- _Task item_: What is the number of lines in the data that contain "JSON"? Respond with nothing else.

- _Records for the exercise_:
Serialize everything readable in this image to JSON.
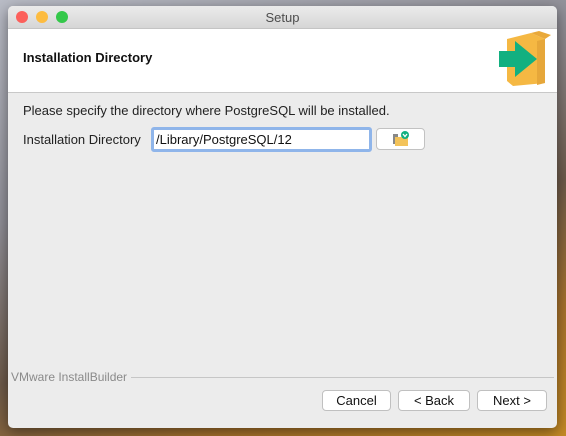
{
  "window": {
    "title": "Setup"
  },
  "header": {
    "title": "Installation Directory"
  },
  "body": {
    "description": "Please specify the directory where PostgreSQL will be installed.",
    "directory_label": "Installation Directory",
    "directory_value": "/Library/PostgreSQL/12"
  },
  "footer": {
    "brand": "VMware InstallBuilder",
    "cancel": "Cancel",
    "back": "< Back",
    "next": "Next >"
  },
  "colors": {
    "close": "#fc605b",
    "minimize": "#fdbc40",
    "maximize": "#34c84a",
    "arrow": "#12b080",
    "box": "#f5b843"
  }
}
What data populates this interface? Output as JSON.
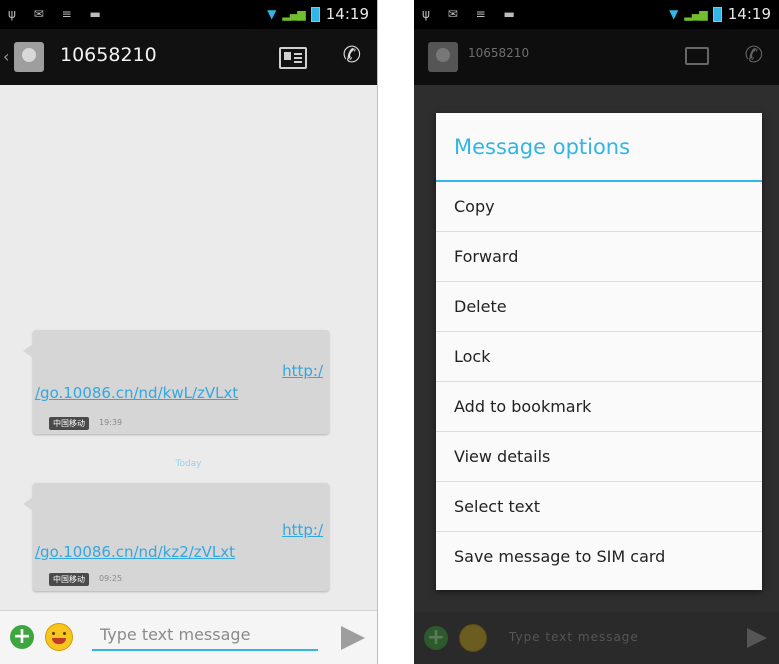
{
  "status_bar": {
    "time": "14:19",
    "icons": [
      "usb-icon",
      "alert-icon",
      "sd-icon",
      "wifi-icon",
      "signal-icon",
      "battery-icon"
    ]
  },
  "conversation": {
    "contact_name": "10658210",
    "date_separators": [
      "",
      "Today"
    ],
    "messages": [
      {
        "link_tail": "http:/",
        "link_main": "/go.10086.cn/nd/kwL/zVLxt",
        "sender": "中国移动",
        "time": "19:39"
      },
      {
        "link_tail": "http:/",
        "link_main": "/go.10086.cn/nd/kz2/zVLxt",
        "sender": "中国移动",
        "time": "09:25"
      }
    ]
  },
  "compose": {
    "placeholder": "Type text message"
  },
  "dialog": {
    "title": "Message options",
    "items": [
      "Copy",
      "Forward",
      "Delete",
      "Lock",
      "Add to bookmark",
      "View details",
      "Select text",
      "Save message to SIM card"
    ]
  },
  "colors": {
    "accent": "#33b5e5",
    "link": "#33a7e0",
    "bubble": "#d6d6d6"
  }
}
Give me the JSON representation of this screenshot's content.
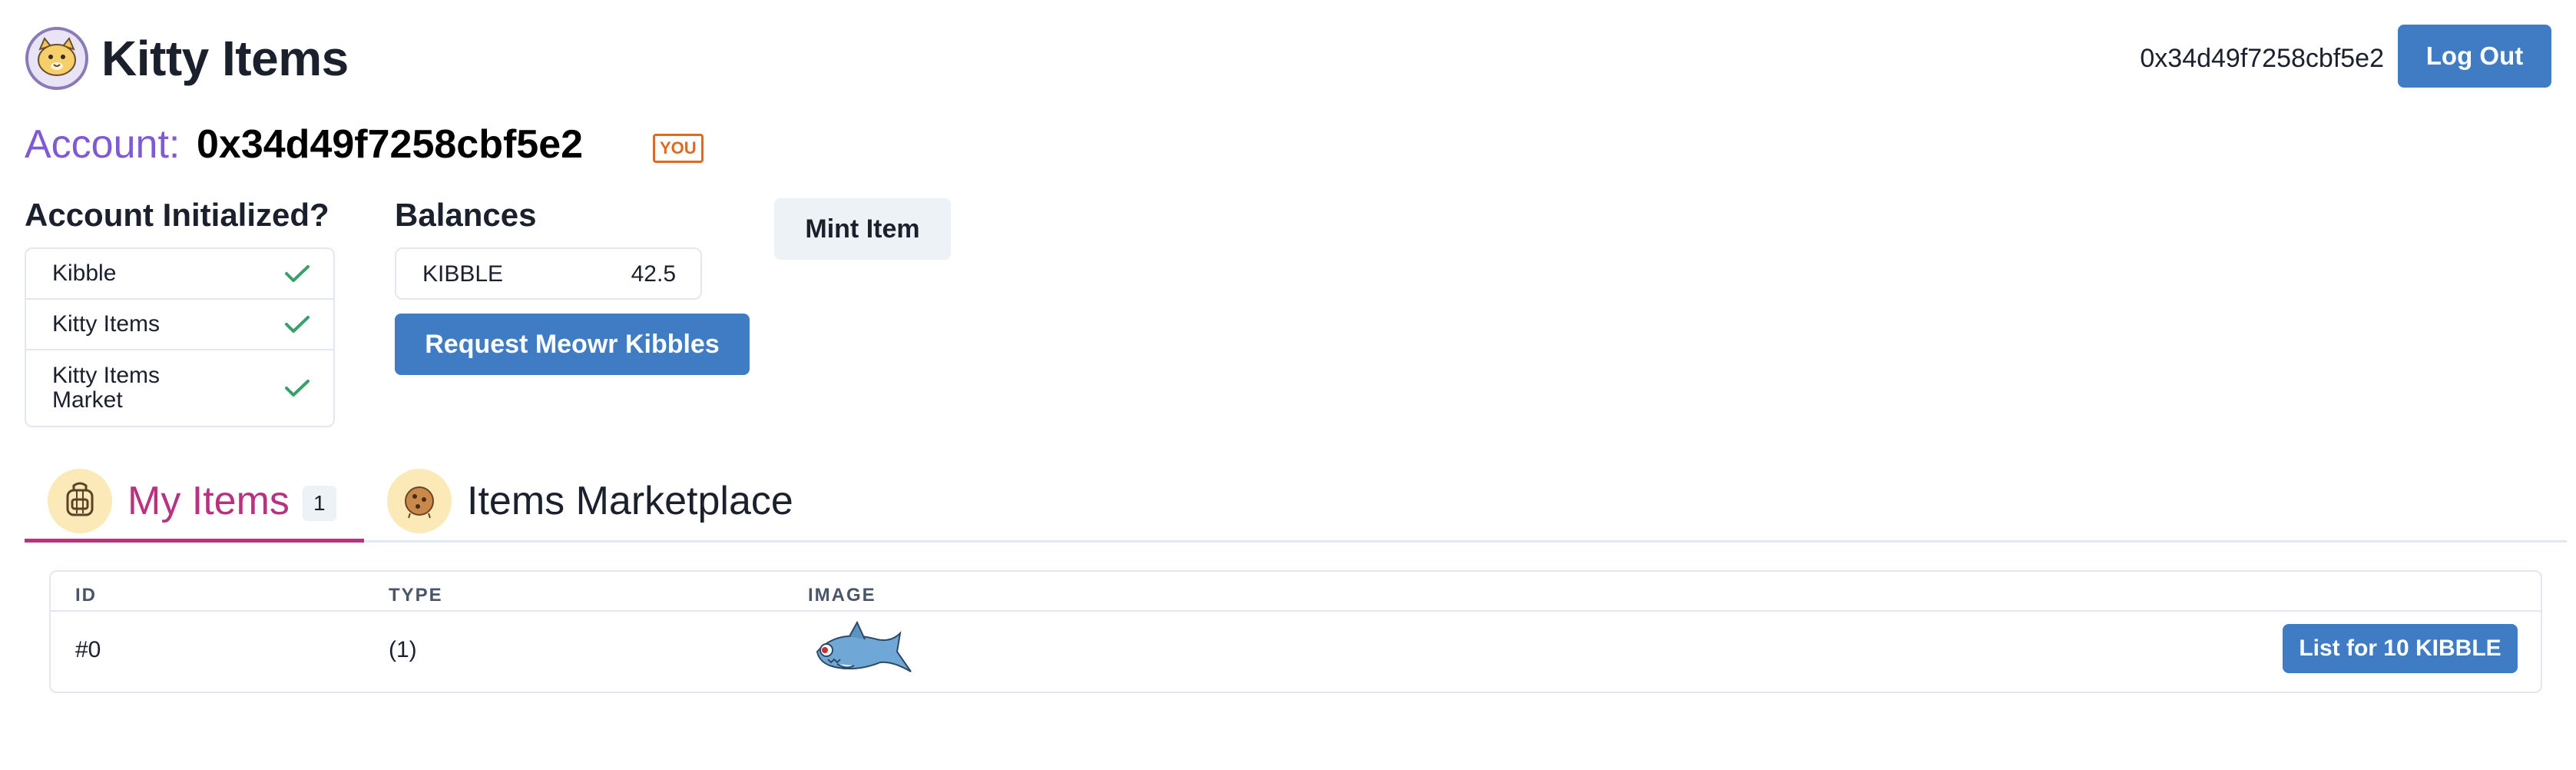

- _Your solution_: 3